[[ DATA FOR THIS TASK open ]]
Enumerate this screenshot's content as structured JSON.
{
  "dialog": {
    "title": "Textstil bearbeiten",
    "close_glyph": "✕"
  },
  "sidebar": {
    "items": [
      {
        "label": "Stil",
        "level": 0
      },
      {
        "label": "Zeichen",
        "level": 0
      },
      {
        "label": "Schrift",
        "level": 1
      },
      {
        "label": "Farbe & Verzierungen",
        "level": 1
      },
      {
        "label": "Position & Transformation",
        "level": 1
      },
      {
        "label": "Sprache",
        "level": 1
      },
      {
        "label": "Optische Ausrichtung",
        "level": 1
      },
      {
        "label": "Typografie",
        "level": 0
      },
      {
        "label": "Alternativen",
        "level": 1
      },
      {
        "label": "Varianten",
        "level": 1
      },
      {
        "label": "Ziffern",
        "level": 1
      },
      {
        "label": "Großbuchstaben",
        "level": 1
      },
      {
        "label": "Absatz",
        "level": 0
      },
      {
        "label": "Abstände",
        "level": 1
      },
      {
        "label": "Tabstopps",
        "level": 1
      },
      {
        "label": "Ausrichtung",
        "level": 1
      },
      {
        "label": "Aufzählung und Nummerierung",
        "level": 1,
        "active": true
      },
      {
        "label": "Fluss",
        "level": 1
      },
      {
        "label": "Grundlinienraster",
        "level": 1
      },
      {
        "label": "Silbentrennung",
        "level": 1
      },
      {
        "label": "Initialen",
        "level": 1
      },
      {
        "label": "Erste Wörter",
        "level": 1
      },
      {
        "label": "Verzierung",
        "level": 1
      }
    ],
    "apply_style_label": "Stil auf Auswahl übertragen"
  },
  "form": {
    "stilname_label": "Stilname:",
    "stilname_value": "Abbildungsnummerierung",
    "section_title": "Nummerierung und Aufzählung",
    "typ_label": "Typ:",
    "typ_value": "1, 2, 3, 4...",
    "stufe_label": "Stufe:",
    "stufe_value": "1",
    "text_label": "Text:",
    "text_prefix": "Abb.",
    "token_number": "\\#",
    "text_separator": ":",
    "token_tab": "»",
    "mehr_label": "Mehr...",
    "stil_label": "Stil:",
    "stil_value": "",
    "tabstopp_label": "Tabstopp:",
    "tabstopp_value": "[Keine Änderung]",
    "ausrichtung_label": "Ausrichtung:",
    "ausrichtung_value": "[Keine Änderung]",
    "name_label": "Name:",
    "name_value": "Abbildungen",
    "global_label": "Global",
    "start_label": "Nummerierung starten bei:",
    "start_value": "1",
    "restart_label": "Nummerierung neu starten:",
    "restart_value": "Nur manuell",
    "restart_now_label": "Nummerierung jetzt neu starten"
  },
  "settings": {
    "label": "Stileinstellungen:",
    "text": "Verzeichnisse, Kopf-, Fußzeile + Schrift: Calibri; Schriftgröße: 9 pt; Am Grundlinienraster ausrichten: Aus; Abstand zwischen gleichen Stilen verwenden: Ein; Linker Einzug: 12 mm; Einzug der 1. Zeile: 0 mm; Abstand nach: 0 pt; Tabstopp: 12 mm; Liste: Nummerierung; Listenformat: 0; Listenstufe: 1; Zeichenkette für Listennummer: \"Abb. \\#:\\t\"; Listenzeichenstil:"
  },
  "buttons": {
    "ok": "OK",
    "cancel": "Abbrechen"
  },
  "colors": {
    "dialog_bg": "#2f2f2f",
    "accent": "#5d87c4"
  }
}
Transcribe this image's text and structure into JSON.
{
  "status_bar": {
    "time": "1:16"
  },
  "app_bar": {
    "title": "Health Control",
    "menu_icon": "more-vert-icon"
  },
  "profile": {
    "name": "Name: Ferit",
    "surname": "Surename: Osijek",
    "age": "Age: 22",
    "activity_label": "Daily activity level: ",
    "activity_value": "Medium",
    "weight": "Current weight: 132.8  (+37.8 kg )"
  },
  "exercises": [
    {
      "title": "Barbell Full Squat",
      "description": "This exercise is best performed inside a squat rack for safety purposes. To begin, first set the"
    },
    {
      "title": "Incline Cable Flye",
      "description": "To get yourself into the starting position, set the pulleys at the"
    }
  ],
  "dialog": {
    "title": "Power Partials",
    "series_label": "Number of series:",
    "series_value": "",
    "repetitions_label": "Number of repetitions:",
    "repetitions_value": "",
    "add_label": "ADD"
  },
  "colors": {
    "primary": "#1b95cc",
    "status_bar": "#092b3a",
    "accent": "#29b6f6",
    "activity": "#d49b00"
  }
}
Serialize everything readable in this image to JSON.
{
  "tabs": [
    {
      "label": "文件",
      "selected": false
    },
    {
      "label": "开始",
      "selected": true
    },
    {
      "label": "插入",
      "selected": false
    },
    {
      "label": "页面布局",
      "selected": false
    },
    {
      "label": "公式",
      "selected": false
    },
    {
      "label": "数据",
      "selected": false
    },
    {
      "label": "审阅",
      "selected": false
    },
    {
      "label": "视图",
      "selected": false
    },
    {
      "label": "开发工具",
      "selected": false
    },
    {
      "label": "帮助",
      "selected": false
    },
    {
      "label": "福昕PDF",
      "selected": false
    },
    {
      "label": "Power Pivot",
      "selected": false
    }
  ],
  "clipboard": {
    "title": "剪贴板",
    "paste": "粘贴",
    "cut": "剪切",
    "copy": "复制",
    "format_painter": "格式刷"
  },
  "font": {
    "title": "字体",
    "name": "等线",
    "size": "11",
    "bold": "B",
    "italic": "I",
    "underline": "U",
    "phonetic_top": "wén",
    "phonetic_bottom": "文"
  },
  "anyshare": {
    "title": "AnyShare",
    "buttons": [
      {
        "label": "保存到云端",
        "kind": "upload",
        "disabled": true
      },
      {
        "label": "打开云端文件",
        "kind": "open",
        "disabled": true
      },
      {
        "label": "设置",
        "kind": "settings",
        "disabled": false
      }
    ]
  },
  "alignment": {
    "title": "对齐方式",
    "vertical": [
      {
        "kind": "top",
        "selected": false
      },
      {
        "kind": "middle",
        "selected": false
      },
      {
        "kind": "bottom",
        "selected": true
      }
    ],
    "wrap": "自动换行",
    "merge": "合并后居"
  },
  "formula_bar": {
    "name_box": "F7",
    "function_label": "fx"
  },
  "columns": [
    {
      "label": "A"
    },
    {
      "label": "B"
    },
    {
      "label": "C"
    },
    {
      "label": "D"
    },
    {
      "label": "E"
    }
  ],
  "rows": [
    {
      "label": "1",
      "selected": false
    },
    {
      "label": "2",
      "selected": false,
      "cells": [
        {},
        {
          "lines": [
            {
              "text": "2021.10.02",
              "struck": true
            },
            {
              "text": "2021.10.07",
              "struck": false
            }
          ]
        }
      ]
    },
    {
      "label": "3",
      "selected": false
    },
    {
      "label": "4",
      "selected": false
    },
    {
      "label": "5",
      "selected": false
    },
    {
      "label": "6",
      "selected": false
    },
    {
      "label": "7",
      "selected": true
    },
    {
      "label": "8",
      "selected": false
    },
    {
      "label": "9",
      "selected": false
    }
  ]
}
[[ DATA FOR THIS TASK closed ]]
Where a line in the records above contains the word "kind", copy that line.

        "kind": "upload",
        "kind": "open",
        "kind": "settings",
        "kind": "top",
        "kind": "middle",
        "kind": "bottom",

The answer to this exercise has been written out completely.